    If Harley had any serious desire to produce a real superbike they could have continued with the Buells. They could be celebrating podium AMA finishes like EBR is doing and not canceling the XR1200, however its not my company so what do I really know.

  14. Chad
    Posted on: October 2, 2012 12:20 pm

    I am a “real” motorcyclist that rides more than most would dream and I love Harley – Davidsons. It’s amazing how slanted the views of many who ride non-Harley riders often are. Like a right wing talk show host slamming the other side because you’ve met some extremists that act the fool. All Harley riders are not the bar hopping weekend riders that metric riders loath. So please stop using the term “real motorcyclist” to assert your superiority.

  15. Peter Hefele
    Posted on: October 2, 2012 11:54 am

    And tha’t why I ride TRIUMPHS now………and Hondas for the last 38 years.
    Had a Harley (2003 FLHTCUI) and got over it.
    sidehack

  16. Jeffzx9r
    Posted on: October 2, 2012 8:15 am

    “REAL” motorcylists? What’s that? We’re all on the same team, aren’t we?
    I don’t “hate” Harley Davidson’s; I had a Harley “Shortster” as a kid I’ve just never understood the high price of admission to Harley ownership, when the technology is woefully behind sportbikes which cost less than half. There’s also that Harley “attitude” issue, (which to many sportbike riders comes across more as unflattering ignorance, than anything to do with “cool.” No offense to Harley folks; really. One huge exception; when I see a group of VietNam vets or other military vets on their Harleys, I GET that; I’m old enough to remember those days. BIG props to you guys…God bless you. That IS cool; very very cool.)
    I think I could (honestly) enjoy riding a Fat Boy, or other low-slung cruiser, but the “bang for the buck” just isn’t there for most of the sportbike crowd. It’s NOT about “hate;” OK? There are plenty of other negative and/or lethal forces out there against ALL motorcyclists…….let’s not fight among ourselves.

    • Mark Wesley
      Posted on: October 26, 2012 5:46 am

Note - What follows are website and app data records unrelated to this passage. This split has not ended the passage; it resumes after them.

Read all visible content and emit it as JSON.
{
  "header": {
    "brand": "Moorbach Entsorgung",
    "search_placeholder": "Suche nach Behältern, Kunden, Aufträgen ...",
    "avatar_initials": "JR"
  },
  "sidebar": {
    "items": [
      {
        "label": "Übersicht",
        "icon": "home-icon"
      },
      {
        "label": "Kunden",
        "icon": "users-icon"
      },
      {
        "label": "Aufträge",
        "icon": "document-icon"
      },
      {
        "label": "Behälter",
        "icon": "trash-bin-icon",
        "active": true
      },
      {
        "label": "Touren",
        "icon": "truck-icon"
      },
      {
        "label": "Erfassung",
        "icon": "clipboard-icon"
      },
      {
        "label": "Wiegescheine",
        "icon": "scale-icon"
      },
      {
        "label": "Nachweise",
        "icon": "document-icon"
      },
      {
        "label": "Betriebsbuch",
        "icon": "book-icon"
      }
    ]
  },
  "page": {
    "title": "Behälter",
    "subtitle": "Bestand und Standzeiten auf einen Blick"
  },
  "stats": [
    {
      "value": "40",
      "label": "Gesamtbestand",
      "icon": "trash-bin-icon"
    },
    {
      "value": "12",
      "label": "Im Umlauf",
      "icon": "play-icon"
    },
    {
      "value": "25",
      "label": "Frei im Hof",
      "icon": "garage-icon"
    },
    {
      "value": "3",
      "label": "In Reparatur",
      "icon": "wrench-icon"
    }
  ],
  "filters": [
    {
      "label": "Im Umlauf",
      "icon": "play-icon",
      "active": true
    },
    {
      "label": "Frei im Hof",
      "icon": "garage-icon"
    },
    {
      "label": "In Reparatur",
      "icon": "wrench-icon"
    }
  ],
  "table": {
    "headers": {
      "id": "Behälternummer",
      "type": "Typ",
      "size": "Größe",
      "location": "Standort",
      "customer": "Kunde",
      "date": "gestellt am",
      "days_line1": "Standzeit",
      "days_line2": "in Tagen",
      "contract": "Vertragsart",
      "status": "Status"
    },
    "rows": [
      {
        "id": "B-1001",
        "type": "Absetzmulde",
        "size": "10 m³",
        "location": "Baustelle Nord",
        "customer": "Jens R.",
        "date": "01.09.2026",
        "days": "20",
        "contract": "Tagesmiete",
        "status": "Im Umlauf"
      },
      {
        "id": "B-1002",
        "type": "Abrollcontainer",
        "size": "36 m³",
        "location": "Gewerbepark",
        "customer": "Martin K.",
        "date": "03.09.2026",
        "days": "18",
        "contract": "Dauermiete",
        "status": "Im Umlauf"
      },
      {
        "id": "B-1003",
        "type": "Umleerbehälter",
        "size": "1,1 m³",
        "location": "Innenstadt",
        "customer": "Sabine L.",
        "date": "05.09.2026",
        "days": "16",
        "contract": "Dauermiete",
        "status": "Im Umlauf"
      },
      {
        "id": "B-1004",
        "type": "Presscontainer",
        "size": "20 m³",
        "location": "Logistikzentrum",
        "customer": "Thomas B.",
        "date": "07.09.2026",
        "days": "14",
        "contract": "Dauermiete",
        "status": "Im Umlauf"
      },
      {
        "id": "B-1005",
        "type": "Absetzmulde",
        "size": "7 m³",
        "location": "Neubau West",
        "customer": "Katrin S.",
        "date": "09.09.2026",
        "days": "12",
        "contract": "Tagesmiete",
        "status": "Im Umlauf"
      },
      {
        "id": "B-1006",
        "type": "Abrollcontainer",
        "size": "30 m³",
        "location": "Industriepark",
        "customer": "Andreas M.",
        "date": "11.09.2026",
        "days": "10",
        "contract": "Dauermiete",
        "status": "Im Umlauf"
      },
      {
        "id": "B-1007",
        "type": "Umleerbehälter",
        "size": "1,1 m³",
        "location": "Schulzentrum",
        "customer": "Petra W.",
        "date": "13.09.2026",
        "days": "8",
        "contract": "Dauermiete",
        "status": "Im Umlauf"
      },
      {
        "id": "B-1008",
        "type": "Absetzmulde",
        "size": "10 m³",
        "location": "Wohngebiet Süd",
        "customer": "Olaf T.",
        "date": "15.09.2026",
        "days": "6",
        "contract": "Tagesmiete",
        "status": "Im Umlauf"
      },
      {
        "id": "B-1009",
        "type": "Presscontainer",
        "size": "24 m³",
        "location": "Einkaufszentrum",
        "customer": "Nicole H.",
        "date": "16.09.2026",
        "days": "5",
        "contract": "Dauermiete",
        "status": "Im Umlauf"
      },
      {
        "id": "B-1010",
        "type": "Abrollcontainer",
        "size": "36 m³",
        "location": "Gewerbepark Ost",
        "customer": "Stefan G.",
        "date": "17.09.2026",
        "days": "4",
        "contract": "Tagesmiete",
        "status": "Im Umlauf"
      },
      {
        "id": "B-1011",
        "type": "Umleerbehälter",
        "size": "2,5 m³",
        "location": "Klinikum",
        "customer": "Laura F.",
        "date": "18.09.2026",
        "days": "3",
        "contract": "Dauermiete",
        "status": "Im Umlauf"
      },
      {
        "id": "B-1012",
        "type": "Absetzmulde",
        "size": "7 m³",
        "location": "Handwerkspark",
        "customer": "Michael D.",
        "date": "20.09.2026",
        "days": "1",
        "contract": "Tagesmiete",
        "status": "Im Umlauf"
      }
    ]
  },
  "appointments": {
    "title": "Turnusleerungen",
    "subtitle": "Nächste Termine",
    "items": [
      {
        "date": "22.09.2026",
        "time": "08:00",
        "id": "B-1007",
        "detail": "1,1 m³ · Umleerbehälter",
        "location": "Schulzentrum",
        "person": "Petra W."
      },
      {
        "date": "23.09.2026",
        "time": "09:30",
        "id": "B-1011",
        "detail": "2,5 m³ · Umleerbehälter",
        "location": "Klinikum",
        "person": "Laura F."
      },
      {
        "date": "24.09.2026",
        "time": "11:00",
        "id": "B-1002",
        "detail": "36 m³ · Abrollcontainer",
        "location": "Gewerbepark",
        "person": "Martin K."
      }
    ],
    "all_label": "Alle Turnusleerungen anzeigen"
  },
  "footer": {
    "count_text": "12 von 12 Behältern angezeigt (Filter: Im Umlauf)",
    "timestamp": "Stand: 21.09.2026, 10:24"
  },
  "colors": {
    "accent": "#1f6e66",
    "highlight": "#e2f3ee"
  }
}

      well said! I have a Harley Sportster 1200 ( well it was when I got it) and a Yamaha FJR, I am not into the Harley scene to be honest but I really enjoy riding of the Sporty when the weather is nice and the FJR is just a fantastic bit of kit. I agree that bikers shouldn’t get tribal and ‘diss’ each other just because of their ride.

    • Pablo
      Posted on: February 21, 2013 8:03 am

      Harleys, Triumph, Ducati, Kawasaki…etc…etc… we all share the same road… the same experience. We all share the same heart for that freedom when riding. We are what we are… all Motorcyclists!

      • Terri
        Posted on: May 11, 2013 10:24 am

        Well said Pablo. I own and ride my 3 bikes consistently; 2 Harleys and an S1000RR (sold my Buell XB9R and am kicking myself). ALL 3 bikes have different personalities, specific pros and cons (just like people) but I enjoy them all. Why? Because I love to RIDE, and it really doesn’t matter to me who makes the bike. If I like it, I’ll ride it!